Cloudcomputing provide applications as service by software and hardware via the internet , server provide the service for user base on demand and also user pay the cost base on use of service (kushida, 2010). User can use the different application, storage, resources. Cloudcomputing service mode includes three types: Software as a Service (SaaS), Platform as a Service (PaaS), and Infrastructure as a Service (Iaas) (SPI Model). Security, availability and reliability are challenges in cloudcomputing technology, but security between the other challenges is very important, because any technology without security system can’t adopt by the users. User when will not concern about the security and reliability that, they know about how is the operation being performed. Cloudcomputing try that user can trust to cloud service, because cloud service concern about user, and try to provide security system in cloudcomputing (Frank Gens, 2009). Fujistu researched about concerning in using the cloudcomputing by users, and you can see the result, that most of the users concern about security in cloudcomputing, and after the security, stable operation and support system have highest rate.

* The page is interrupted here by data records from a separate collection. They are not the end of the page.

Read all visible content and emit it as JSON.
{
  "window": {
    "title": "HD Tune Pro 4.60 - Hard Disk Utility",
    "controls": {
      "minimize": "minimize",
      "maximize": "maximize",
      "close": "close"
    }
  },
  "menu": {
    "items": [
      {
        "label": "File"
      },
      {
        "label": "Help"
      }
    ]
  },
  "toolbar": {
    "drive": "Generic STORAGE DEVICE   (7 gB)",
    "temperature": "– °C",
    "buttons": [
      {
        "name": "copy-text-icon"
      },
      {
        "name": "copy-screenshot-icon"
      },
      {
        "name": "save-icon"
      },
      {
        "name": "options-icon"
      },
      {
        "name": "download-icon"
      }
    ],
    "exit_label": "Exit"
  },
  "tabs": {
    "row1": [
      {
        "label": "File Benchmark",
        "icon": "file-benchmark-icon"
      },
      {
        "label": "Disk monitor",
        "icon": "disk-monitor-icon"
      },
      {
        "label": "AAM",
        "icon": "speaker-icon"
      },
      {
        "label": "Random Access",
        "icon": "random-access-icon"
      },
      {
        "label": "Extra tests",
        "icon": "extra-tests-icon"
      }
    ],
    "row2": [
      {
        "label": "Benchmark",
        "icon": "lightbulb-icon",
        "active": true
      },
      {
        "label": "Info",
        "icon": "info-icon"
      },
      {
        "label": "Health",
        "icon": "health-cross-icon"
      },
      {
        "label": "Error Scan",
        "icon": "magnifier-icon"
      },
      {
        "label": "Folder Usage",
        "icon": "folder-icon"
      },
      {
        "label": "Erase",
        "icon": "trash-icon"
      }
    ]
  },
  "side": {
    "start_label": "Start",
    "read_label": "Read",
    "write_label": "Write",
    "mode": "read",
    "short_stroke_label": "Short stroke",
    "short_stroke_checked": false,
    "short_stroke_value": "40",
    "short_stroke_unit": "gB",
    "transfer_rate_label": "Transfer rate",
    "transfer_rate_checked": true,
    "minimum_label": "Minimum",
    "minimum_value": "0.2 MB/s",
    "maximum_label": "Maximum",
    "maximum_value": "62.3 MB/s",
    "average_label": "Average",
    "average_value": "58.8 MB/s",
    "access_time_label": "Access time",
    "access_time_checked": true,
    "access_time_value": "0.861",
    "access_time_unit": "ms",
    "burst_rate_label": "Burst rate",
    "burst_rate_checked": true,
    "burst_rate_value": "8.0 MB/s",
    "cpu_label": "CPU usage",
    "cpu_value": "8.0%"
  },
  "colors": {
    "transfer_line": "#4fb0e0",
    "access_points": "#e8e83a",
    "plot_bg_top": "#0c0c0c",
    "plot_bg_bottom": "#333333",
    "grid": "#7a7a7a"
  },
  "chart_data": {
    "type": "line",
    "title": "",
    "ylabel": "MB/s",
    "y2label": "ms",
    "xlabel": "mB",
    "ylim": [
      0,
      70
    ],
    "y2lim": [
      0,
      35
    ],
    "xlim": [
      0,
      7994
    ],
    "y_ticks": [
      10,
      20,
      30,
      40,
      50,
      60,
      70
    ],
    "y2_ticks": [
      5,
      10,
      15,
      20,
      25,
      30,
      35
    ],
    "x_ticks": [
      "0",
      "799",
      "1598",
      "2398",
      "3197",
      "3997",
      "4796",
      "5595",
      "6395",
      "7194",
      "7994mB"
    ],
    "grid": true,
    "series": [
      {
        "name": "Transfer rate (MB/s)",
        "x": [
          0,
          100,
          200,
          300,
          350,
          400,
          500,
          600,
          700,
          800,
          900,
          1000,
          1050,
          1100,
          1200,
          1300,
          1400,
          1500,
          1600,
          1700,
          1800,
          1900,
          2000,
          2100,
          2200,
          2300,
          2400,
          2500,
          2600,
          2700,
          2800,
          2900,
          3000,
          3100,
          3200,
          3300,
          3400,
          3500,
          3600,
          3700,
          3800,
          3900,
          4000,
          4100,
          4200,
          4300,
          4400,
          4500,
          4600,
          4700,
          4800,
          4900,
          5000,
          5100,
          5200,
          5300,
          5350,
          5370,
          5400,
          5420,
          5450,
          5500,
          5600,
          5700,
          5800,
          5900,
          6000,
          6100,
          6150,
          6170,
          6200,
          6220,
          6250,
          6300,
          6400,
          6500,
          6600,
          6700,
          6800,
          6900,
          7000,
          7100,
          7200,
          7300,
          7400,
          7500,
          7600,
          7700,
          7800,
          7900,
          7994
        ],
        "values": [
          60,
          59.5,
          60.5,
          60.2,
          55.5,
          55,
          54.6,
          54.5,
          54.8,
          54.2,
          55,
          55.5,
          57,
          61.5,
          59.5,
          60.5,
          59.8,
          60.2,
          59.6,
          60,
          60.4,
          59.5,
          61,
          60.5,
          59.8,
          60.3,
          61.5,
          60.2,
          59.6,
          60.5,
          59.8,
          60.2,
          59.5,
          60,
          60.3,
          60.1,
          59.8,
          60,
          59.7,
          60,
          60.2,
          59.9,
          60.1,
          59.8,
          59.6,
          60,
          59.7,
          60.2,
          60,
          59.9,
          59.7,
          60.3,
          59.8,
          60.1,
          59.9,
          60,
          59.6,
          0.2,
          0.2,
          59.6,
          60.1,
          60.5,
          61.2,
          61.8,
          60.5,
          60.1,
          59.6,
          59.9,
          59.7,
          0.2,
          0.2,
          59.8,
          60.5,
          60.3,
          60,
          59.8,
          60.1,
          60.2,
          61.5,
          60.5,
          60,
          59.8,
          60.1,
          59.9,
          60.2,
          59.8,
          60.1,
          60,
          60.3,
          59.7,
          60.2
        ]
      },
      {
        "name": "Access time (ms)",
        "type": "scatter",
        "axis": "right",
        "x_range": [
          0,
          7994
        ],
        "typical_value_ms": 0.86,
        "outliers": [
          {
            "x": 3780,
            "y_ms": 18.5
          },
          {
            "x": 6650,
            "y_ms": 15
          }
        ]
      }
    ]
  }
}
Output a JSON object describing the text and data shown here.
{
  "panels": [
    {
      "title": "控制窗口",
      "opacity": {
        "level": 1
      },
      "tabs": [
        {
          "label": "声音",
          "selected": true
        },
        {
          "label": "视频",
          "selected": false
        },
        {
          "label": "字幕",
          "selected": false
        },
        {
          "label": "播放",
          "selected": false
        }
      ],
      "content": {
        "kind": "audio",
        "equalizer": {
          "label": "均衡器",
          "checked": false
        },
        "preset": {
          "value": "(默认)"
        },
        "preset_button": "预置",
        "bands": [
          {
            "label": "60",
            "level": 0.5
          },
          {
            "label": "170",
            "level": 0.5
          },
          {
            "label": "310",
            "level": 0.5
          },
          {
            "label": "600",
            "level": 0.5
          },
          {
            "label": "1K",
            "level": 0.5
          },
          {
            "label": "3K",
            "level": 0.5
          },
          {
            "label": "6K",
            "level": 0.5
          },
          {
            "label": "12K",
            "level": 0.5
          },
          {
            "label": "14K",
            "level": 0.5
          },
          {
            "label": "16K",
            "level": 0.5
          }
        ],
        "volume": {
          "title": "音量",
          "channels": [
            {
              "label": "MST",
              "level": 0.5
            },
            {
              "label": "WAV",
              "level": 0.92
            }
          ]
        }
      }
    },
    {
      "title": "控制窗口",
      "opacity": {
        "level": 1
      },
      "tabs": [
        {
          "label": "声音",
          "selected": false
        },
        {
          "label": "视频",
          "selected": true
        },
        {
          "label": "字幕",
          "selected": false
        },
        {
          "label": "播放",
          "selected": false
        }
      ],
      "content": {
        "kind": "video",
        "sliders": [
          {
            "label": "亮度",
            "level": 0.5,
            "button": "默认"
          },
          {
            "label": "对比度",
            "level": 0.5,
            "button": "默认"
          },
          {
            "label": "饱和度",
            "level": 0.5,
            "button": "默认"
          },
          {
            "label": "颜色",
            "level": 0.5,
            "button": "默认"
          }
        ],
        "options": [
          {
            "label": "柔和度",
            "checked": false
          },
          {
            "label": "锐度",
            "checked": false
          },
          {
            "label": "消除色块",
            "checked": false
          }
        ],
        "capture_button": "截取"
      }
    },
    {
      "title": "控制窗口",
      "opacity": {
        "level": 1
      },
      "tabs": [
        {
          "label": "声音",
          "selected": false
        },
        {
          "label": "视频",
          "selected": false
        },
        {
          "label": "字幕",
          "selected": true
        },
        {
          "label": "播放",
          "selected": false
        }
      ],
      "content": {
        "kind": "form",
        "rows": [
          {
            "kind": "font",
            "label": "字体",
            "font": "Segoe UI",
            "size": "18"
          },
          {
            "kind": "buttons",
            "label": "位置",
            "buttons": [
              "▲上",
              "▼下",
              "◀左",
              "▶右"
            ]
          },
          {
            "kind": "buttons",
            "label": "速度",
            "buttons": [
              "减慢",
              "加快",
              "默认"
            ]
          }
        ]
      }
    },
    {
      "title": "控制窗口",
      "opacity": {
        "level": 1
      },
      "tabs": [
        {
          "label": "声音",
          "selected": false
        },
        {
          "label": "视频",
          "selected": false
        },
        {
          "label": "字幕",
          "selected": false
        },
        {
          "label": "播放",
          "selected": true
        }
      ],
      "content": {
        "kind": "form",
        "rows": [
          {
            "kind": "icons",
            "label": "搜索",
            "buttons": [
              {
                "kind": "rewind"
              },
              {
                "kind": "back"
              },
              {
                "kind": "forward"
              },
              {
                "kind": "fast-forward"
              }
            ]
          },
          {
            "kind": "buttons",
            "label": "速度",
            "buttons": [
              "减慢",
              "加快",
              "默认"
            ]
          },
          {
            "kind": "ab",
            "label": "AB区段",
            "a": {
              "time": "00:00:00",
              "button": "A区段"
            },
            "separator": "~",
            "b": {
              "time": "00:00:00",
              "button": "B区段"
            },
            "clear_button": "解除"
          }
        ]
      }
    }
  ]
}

Cloudcomputing is a concept which provide a facility to the user to delivering technology though the Internet servers. It is basically for processing and data storage. Without any use of traditional media Cloudcomputing allows vendors to convey services over the Internet. This method is called Software as a Service, or SaaS. Cloudcomputing help user to communicate more than one server at the same time and exchange information among them. Cloudcomputing can increase profitability by improving resource utilization. By improving resource utilization Cloudcomputing can increase profitability .
Despite the tremendous business and technical advantages, what we shall always keep in mind is that cloudcomputing would not be our wonderland until users’ outsourced sensitive data could hide from the prying eyes. Privacy concern is one of the primary hurdles that prevent the widespread adoption of the cloud by potential users, especially if the private data of users used to reside in the local storage are to be outsourced to and computed in the cloud. Imagine that CSPs host the services looking into your personal emails, financial and medical records, and social network profiles. Although these sensitive data could be protected by deploying intrusion detection systems, firewalls, or even segmenting data in a virtualized environment, CSP possesses full control of the cloud infrastructure including the system hardware and lower levels of software stack. Privacy breach is still likely to occur owing to the existence of disgruntled, profiteered or curious employees from CSP [25, 37]. Encrypting-then-outsourcing [28,48] provides us strong guarantee that no one could mine any useful information from the ciphertext of users’ data. Many people argue that sensitive data has to be encrypted before outsourcing in order to provide user data privacy against the cloud service providers. However, encrypted data makes data utilization a very challenging task. One example is keyword search functions on the documents stored in the cloud. Without those usable data services, the cloud will become merely a remote storage which provides limited value to all parties.